I wrote a very short article about Overwintering Hardy Pond Plants this way
http://garden.org/ideas/view/HollyAnnS/1771/Overwintering-Ha...

I also use pieces of the mosquito Dunks in some of my still pots but only the ones that don't have fish or tadpoles those don't need them as the fish and tadpoles eat up the mosquito larvae before they are a problem. I don't really know what dragon fly larvae look like I will have to check that out. I do see dragonflies here from time to time.
Life is Great!
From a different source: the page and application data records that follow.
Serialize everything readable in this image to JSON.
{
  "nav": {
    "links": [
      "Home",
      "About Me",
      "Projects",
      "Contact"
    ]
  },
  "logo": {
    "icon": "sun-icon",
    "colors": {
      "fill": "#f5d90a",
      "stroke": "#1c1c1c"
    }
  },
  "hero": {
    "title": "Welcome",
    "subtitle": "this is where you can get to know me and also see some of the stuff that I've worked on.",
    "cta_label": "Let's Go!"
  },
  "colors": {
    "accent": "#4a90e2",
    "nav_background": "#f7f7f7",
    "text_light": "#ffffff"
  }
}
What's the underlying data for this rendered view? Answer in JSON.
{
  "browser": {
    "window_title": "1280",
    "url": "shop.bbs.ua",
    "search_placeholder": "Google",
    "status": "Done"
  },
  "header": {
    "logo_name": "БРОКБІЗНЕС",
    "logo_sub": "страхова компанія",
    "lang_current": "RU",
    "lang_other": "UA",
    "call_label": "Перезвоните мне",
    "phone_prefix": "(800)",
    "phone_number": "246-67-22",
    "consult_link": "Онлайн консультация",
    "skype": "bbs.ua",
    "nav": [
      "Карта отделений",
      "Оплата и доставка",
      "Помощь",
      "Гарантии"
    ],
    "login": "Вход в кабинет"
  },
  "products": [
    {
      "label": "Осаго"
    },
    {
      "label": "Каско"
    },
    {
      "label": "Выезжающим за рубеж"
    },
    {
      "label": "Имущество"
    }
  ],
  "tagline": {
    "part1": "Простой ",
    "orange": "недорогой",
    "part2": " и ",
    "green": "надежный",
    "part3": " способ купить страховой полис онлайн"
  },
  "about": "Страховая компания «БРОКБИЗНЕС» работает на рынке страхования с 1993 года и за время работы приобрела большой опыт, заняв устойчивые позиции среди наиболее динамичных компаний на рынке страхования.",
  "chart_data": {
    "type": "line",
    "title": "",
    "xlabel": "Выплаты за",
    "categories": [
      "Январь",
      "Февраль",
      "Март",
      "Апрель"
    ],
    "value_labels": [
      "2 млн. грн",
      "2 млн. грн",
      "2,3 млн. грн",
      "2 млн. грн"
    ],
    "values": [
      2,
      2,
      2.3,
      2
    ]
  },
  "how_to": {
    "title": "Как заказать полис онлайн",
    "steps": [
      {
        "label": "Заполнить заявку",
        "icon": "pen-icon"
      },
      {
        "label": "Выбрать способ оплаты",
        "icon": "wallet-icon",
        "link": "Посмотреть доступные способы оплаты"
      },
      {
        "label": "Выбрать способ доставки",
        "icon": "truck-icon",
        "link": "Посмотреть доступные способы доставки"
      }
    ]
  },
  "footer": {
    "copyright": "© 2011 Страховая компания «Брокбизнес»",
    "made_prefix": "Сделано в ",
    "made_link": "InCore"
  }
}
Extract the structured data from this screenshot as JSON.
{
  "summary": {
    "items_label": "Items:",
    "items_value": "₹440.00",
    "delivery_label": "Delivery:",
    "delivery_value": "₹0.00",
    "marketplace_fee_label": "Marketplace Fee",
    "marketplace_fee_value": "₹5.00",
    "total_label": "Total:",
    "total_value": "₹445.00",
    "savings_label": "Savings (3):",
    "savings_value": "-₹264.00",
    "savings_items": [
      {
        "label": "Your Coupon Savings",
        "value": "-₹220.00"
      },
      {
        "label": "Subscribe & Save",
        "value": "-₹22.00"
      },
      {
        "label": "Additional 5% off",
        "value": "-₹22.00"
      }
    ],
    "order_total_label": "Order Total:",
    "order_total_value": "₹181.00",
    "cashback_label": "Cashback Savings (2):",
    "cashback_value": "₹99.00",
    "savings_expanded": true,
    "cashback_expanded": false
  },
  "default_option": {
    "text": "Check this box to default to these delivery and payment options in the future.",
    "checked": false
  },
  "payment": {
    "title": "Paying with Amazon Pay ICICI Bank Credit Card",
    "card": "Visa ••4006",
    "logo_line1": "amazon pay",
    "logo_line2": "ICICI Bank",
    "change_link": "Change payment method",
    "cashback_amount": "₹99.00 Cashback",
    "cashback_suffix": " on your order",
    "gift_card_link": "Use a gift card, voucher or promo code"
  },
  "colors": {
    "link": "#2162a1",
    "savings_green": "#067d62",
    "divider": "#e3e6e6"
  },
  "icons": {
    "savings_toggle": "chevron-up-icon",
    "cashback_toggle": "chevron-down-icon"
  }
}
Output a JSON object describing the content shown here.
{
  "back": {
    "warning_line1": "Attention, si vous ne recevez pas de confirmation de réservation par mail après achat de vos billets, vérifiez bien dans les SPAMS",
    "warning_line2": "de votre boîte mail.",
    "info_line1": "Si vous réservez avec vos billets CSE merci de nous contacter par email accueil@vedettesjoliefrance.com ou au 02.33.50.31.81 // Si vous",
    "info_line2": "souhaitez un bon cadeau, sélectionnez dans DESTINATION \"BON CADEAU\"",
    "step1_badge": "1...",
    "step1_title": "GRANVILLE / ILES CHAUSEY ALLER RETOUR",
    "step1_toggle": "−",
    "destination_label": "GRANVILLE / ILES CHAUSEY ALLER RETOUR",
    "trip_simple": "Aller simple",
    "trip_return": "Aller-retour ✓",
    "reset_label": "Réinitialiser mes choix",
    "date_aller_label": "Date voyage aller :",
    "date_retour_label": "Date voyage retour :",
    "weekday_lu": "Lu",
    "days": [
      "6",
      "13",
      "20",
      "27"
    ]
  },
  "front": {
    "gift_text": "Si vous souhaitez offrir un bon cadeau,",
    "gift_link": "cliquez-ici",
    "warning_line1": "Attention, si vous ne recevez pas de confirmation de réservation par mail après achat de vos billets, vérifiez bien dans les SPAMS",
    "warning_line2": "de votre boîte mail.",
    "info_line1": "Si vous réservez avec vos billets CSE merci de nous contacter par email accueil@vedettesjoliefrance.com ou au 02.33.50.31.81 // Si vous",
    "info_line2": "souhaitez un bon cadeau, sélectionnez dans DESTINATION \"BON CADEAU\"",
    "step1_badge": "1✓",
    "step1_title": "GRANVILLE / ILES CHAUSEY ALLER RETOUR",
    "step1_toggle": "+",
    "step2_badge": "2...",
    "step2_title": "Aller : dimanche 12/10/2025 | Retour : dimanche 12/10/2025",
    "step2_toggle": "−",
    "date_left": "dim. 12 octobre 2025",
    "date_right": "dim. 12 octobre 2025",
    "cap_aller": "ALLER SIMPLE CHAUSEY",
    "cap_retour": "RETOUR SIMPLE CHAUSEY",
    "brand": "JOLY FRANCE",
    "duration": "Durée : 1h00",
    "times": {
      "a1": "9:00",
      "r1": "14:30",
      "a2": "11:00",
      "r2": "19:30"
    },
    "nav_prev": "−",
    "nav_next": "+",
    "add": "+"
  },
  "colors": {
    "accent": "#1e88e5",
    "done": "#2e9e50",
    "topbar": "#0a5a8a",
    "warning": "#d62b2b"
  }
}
Holly
Please visit me and learn more about My Life on the Water a Personal Journey Thread in the MidAtlanticMusings Cubit.
http://cubits.org/MidAtlanticMusings/thread/view/5752/

Page 1 of 2 • 1 2

« Garden.org Homepage
« Back to the top
« Forums List
« Ponds and Water Gardening forum
You must first create a username and login before you can reply to this thread.

Today's site banner is by ge1836 and is called "Pacific Blue Ice"